# REQUIRED ACTION:
Across the records that follow, give the number of lines containing the word "JSON" and nothing else.

(Extracted records)
****

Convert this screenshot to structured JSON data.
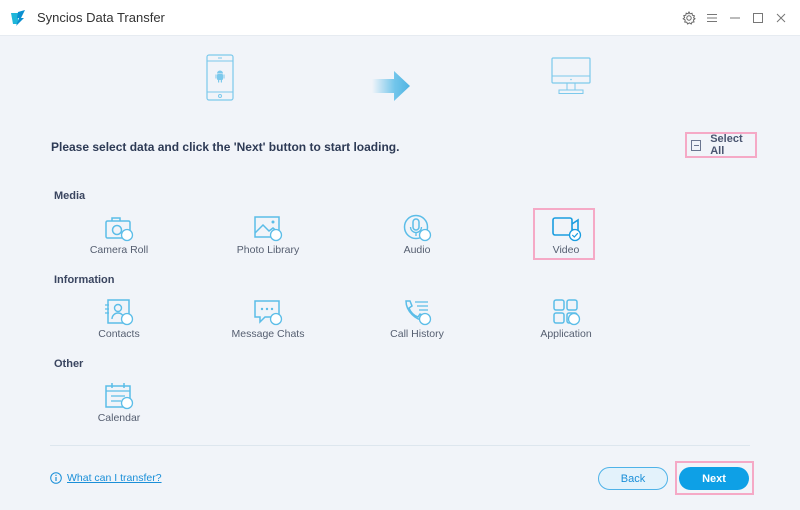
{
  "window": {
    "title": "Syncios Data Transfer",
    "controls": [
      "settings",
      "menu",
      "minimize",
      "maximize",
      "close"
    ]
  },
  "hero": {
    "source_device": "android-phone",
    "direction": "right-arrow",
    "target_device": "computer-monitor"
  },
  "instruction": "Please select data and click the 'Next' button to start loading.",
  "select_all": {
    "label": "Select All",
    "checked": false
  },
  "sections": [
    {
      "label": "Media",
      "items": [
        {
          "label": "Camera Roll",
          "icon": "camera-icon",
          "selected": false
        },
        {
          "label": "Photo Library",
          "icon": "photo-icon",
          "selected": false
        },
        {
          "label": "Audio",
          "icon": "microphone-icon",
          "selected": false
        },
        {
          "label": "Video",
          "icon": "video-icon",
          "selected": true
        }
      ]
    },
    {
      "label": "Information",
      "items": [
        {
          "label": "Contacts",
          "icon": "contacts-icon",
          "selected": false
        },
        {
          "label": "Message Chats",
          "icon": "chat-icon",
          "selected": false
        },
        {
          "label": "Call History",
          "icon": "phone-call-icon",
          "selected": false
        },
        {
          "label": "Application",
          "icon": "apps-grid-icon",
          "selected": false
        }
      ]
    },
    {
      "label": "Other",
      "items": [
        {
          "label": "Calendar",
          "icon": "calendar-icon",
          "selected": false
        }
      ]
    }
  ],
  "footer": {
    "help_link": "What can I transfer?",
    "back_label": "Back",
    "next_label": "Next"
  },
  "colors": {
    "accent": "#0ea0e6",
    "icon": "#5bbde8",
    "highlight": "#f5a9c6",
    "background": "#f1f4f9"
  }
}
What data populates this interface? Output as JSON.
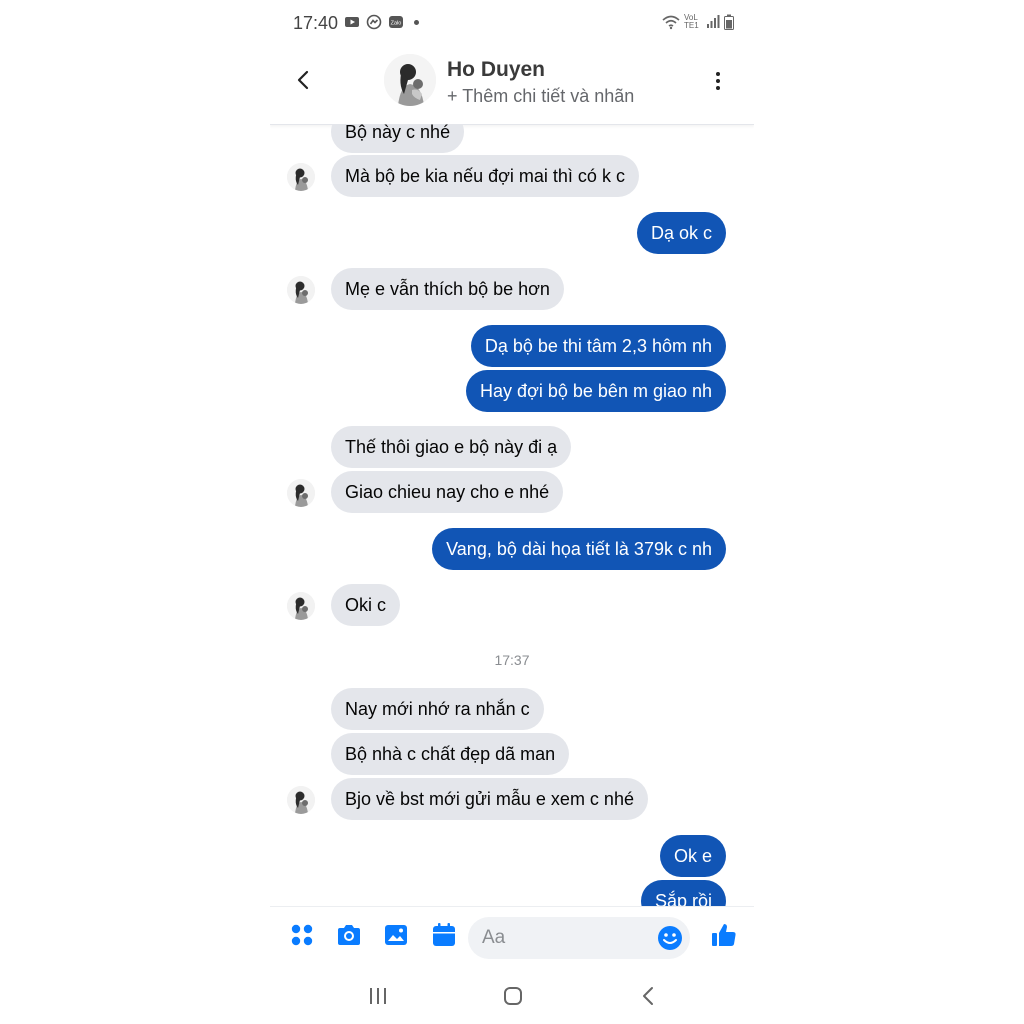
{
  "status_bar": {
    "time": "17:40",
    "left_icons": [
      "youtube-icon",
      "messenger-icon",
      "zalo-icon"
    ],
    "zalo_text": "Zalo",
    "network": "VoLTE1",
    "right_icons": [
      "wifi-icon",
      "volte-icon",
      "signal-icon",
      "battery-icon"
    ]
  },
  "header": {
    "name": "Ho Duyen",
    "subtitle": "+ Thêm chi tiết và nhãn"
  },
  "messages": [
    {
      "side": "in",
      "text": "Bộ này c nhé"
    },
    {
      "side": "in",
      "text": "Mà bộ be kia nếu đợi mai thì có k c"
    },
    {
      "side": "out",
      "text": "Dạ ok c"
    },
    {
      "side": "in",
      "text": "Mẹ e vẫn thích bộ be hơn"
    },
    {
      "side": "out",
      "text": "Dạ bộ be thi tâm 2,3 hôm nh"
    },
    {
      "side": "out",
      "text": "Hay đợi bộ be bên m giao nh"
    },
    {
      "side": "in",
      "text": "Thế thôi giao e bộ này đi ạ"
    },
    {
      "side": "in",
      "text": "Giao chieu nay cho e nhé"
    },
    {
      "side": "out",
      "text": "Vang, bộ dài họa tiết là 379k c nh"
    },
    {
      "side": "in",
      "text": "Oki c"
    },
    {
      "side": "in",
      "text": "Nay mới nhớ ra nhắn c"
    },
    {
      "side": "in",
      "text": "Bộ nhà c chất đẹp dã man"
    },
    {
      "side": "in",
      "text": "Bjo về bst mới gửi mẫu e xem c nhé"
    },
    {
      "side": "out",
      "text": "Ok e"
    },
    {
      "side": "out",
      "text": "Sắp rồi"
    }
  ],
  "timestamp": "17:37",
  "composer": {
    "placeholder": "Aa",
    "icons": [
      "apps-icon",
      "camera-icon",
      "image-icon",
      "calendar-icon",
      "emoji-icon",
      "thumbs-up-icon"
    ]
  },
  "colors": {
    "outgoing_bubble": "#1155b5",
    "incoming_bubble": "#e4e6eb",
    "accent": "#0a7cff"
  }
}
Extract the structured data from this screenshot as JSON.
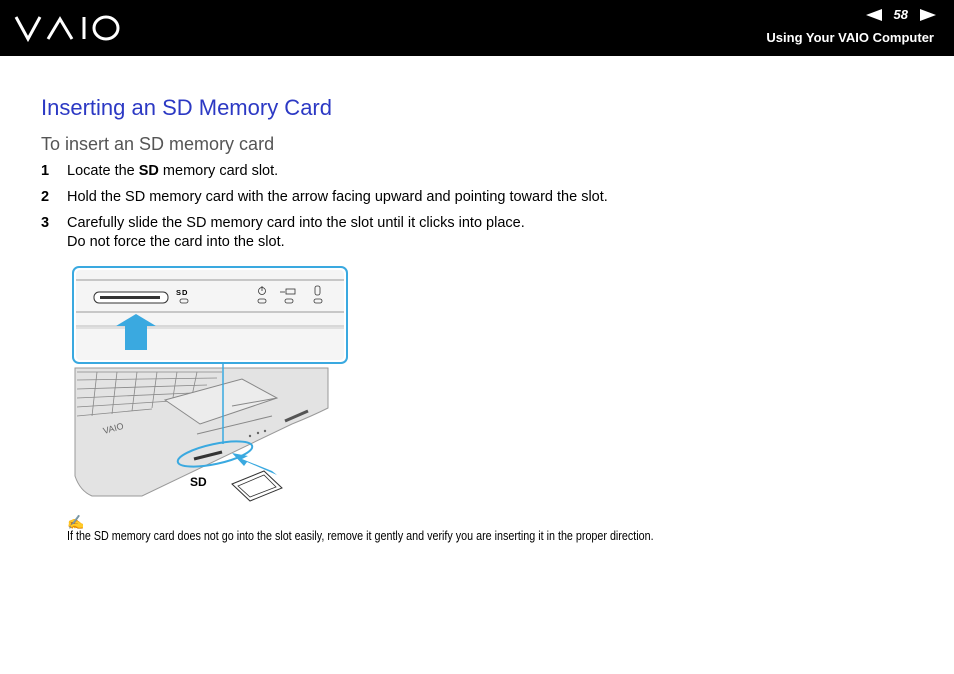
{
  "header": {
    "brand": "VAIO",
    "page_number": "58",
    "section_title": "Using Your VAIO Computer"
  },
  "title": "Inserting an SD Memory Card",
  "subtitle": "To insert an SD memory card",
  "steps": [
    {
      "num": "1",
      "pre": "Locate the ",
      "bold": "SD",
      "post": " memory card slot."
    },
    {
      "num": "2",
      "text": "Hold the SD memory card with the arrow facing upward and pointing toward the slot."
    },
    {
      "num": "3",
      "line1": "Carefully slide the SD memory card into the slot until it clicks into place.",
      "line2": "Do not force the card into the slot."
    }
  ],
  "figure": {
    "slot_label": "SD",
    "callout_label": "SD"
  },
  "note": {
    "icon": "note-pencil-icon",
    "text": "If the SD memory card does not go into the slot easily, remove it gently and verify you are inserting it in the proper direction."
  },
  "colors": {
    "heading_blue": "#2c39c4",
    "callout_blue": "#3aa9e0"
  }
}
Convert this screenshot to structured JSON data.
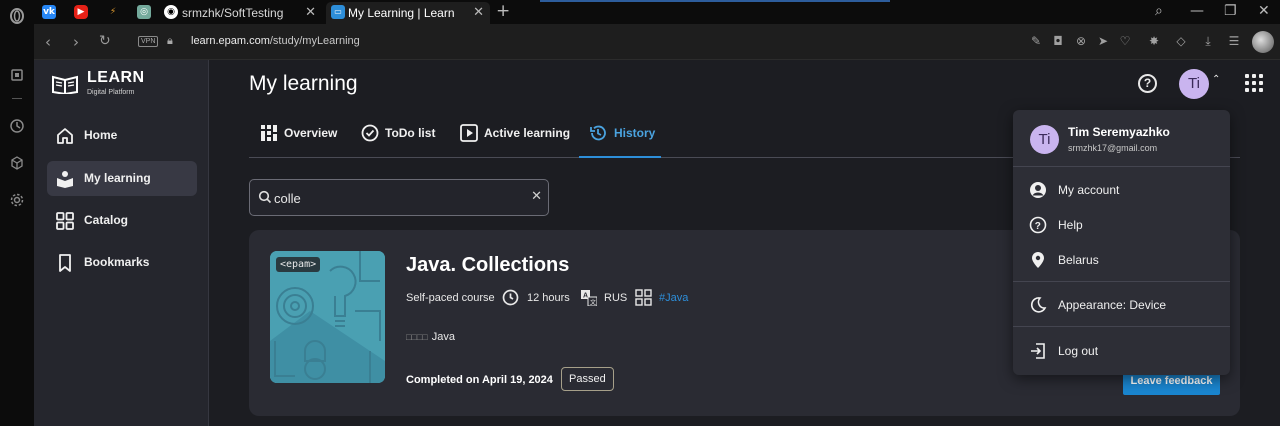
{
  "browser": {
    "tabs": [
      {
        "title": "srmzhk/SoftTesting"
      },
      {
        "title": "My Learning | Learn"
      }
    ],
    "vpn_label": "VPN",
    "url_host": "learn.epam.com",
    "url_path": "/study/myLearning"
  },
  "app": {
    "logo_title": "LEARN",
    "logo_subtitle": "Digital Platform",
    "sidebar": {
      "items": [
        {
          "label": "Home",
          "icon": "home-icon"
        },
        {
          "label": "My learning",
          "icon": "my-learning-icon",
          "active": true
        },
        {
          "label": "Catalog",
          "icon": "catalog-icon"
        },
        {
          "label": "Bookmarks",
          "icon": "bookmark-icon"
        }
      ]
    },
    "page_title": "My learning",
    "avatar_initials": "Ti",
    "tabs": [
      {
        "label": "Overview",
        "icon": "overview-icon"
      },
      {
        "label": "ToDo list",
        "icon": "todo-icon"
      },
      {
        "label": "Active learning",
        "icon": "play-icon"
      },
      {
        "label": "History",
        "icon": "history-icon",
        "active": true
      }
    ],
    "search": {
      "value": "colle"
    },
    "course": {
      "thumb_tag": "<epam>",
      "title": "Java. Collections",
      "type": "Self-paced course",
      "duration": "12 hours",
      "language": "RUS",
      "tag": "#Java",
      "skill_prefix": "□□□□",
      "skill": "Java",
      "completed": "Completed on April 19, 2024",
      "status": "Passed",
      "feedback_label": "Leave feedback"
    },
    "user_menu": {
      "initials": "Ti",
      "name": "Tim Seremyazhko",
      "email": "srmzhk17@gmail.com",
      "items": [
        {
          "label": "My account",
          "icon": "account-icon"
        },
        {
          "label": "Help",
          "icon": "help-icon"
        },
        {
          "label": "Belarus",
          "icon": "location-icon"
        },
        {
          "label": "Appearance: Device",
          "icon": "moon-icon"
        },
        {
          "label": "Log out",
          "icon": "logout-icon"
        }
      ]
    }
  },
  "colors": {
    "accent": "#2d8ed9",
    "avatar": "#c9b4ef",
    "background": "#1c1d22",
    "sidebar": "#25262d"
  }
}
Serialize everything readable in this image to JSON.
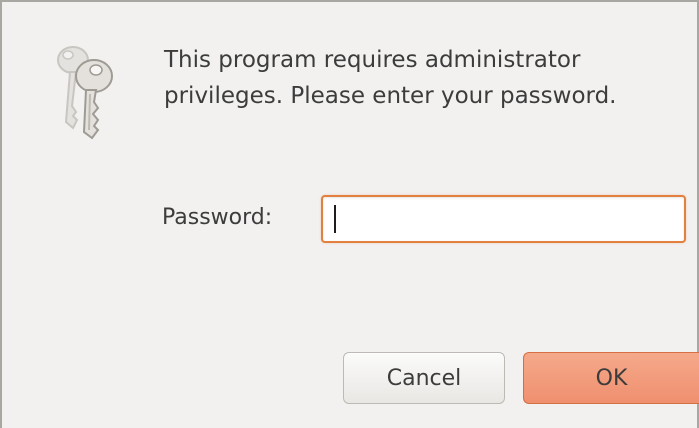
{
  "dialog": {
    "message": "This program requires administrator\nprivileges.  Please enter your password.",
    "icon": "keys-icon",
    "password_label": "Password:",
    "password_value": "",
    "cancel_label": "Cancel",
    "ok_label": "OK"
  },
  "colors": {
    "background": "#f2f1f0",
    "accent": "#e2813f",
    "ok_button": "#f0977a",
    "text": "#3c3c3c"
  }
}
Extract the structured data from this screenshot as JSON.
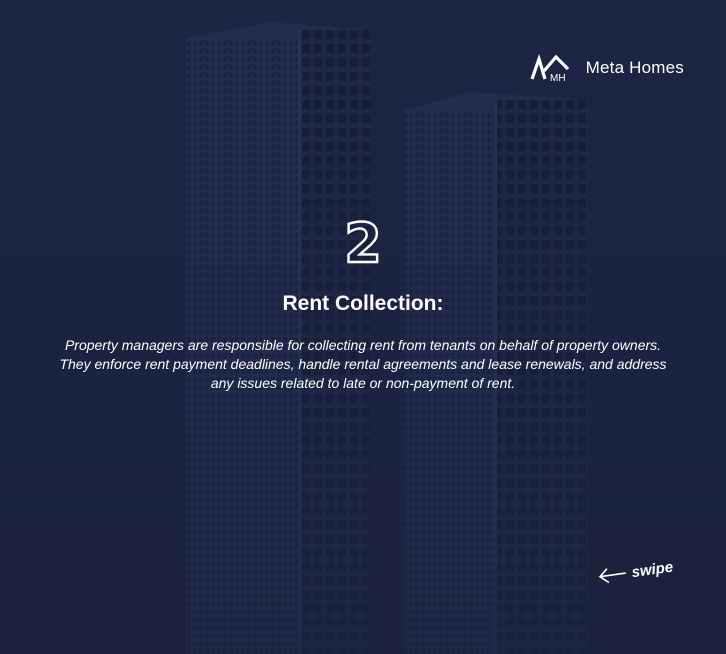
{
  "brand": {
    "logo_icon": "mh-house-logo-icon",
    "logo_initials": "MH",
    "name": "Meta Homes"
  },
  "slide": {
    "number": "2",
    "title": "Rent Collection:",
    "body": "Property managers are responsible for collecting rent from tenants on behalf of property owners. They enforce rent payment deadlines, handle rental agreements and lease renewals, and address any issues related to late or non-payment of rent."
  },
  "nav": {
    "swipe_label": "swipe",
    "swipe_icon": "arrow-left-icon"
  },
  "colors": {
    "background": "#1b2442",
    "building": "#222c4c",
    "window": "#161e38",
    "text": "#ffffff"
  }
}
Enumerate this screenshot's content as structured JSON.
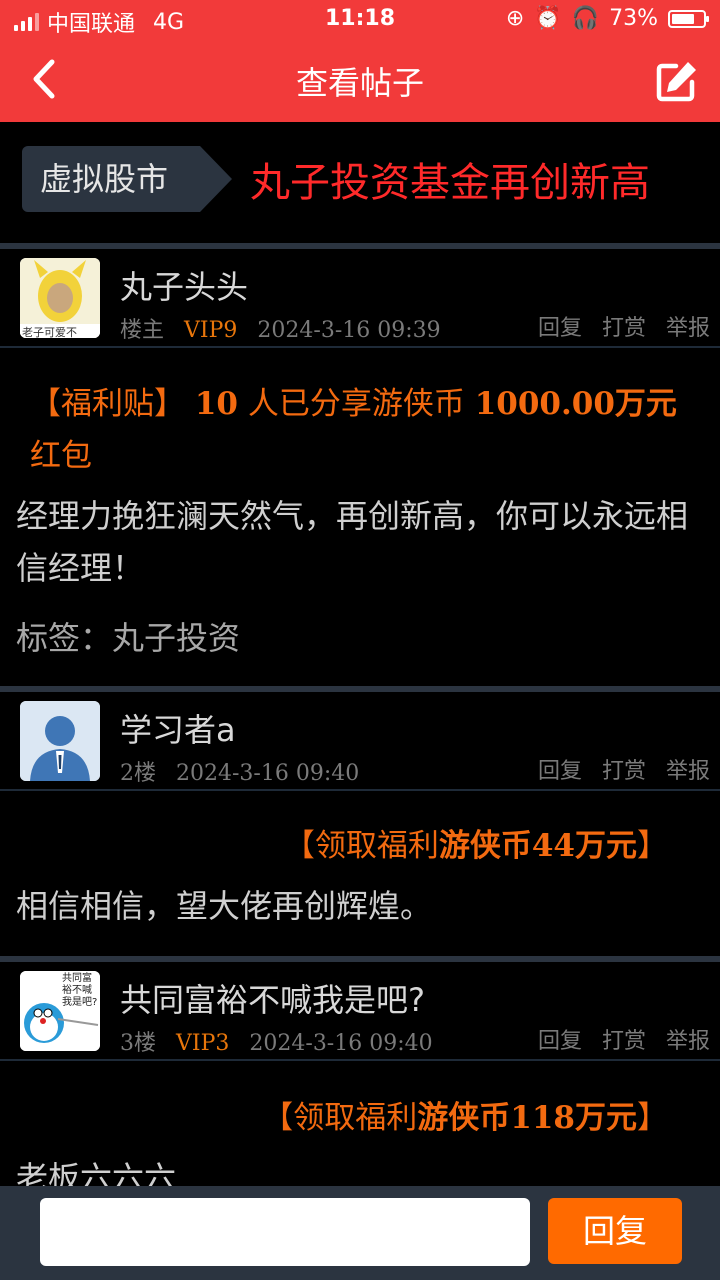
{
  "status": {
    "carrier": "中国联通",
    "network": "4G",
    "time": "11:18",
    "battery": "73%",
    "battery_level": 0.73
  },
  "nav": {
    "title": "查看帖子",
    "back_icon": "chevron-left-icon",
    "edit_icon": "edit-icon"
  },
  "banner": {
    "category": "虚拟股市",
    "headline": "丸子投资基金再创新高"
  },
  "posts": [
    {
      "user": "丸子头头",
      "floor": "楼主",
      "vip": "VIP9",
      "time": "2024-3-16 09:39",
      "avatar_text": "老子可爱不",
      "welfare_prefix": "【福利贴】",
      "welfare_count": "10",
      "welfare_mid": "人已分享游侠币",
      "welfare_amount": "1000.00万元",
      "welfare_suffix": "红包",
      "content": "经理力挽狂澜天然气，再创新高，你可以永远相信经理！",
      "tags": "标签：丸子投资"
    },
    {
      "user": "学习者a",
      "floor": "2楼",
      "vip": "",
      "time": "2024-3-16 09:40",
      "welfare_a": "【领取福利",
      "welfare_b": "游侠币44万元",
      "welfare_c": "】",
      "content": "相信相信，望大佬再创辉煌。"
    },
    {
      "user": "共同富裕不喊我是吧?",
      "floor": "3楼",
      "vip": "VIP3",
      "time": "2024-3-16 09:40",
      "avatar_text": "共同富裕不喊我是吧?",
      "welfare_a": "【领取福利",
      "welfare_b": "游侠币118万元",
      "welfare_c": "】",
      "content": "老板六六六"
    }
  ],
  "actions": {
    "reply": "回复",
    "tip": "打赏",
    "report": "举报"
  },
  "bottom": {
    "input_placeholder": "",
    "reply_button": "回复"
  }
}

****

# OUTPUT BELOW:
7